Her sister leaves her swimsuit in her beach bag a week after going to the beach only to find it wrinkled, moldy and smelly. So, I tell her that she needs to be aware of her belongings and to use this experience to help her avoid this from happening in the future.
Funny thing is, when I try to use their mistake as a moment for learning, they are defensive and argumentative and seem not to learn squat from their mistakes. You'd think that this would be the best time to learn a valuable life lesson, right?... No, it has taken me fifteen years to figure this out. Kids don't learn when they are distressed and frustrated.
Who in the world can think logically when they're ticked off? It's tough enough for adults, but for kids, it's nearly impossible.
So, I've known this for awhile, but the truth is I rarely implement this, because one, I'm afraid I'll forget to talk to my girls about this later when they can listen without emotion, and two, it feels like it won't be affective once the moment has gone.
Yet, I finally tried it this week. My oldest, Riley, sixteen years old, was freaking out yesterday morning. "I can't print the articles I need for my paper that's due today," she freaked at me. The website was down, she couldn't find them anywhere else, and we had no paper form the paper (had she found the articles). I tried to help for a couple of minutes, but I had to make breakfast for the family, get dressed, and get to work on time.
Naturally, I wanted to give her a little lesson on not waiting until the last moment, and to prepare herself ahead of time. But, I knew that would stress her out more. She didn't need that. Therefore, I waited and let her figure it out and we talked later that night at home once the intensity of the moment was behind her.
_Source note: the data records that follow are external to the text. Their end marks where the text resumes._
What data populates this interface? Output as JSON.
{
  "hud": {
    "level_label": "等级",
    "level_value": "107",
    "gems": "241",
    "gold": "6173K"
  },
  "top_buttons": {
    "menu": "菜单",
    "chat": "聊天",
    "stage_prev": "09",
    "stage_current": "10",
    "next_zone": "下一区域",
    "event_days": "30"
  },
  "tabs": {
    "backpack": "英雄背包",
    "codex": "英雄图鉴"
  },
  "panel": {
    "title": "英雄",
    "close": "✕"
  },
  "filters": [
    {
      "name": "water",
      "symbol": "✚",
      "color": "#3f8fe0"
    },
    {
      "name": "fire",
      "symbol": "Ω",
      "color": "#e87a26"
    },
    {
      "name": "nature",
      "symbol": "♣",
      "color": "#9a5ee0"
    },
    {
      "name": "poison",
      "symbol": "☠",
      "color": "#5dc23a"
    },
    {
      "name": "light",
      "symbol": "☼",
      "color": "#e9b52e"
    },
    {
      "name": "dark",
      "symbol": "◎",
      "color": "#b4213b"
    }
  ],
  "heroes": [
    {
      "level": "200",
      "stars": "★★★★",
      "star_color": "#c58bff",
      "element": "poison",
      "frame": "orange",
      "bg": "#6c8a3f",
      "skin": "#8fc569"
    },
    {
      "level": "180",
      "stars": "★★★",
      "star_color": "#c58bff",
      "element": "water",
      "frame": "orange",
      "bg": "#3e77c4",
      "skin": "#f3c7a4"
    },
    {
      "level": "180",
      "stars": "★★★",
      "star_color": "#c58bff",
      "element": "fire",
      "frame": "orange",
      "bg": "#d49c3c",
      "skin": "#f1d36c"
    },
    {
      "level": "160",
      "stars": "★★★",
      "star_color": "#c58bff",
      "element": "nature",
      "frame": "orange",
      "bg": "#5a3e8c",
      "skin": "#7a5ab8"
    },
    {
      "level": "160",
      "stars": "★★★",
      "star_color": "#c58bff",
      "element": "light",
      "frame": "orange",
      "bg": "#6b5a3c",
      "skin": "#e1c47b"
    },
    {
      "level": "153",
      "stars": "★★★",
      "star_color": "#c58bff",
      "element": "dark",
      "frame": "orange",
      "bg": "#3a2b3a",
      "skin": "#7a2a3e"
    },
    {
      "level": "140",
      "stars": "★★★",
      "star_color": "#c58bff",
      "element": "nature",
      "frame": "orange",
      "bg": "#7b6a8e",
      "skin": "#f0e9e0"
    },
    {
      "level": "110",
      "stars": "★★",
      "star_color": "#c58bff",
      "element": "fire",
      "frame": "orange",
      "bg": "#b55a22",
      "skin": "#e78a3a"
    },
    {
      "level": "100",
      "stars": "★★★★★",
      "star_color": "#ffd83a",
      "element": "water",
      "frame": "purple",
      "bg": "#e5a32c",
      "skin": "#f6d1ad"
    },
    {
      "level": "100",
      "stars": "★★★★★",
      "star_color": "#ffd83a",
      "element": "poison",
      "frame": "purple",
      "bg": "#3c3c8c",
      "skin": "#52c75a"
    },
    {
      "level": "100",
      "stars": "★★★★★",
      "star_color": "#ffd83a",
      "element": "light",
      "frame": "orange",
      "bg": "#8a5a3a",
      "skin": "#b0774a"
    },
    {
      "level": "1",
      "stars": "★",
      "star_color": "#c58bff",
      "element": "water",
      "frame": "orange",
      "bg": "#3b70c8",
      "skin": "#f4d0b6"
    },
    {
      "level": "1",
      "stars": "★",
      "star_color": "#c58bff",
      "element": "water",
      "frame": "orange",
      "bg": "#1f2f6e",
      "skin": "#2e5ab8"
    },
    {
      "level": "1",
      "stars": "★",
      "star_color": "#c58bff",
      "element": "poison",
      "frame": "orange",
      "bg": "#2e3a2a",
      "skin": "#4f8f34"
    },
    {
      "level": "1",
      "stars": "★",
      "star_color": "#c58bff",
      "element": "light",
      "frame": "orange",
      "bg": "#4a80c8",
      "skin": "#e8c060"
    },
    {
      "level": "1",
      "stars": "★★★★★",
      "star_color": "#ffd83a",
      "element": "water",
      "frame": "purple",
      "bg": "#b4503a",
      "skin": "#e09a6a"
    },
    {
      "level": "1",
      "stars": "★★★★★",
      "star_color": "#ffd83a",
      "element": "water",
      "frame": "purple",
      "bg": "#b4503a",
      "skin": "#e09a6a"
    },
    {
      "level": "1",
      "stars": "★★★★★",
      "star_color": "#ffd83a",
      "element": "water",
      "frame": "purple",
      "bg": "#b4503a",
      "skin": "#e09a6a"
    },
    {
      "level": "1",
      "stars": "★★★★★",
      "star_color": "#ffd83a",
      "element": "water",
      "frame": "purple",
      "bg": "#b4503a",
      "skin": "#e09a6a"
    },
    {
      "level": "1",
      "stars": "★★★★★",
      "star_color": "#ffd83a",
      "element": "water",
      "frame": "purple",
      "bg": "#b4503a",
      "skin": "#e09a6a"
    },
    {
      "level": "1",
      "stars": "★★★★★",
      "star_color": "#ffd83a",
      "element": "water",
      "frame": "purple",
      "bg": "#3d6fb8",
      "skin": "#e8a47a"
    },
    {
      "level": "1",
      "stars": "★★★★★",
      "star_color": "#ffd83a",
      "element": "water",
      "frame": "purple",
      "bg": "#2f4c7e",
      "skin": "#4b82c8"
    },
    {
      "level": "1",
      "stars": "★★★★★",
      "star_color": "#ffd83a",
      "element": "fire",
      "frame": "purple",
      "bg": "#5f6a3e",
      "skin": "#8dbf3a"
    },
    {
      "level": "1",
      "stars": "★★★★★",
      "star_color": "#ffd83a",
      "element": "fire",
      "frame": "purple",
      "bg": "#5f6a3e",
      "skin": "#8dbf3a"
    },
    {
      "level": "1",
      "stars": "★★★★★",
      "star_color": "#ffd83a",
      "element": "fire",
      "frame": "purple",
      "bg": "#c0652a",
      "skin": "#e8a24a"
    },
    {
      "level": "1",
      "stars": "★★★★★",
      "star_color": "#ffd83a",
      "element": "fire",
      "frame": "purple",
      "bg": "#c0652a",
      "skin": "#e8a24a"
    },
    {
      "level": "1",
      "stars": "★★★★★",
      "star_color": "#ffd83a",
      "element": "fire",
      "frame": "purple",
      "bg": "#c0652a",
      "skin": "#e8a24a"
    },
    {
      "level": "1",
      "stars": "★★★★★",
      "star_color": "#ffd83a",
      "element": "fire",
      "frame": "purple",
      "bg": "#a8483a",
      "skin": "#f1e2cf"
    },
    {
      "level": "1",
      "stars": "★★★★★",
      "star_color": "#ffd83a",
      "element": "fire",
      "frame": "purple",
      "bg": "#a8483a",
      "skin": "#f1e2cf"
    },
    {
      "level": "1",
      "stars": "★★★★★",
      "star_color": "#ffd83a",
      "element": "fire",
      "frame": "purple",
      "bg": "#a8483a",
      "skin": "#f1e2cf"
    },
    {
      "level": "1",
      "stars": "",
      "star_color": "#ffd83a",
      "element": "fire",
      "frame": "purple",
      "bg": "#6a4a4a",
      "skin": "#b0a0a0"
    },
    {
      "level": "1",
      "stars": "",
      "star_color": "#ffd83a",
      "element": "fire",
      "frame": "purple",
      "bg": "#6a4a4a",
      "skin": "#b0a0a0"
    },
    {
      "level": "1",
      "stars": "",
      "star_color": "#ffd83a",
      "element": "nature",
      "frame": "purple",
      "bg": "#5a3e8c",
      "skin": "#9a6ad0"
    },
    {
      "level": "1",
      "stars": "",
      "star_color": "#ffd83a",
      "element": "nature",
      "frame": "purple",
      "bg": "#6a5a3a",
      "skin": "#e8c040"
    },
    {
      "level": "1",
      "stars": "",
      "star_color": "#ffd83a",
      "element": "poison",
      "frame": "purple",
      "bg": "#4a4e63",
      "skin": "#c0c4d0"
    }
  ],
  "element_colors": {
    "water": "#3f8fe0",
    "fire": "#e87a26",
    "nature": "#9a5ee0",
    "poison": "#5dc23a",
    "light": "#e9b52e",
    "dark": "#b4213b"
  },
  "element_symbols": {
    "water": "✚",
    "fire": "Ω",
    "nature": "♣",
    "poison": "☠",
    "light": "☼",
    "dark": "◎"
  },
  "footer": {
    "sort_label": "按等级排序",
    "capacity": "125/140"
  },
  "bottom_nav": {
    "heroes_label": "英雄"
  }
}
As expected, she was a lot more receptive to my advice once the moment was behind her. I have to remember this technique. Although my heart and gut tell me to teach the lesson at the moment, my mind must win out and remind me to wait until the dust settles so that the lesson has meaning and she can see the big picture.
image courtesy of ©MorgueFile.com/giulian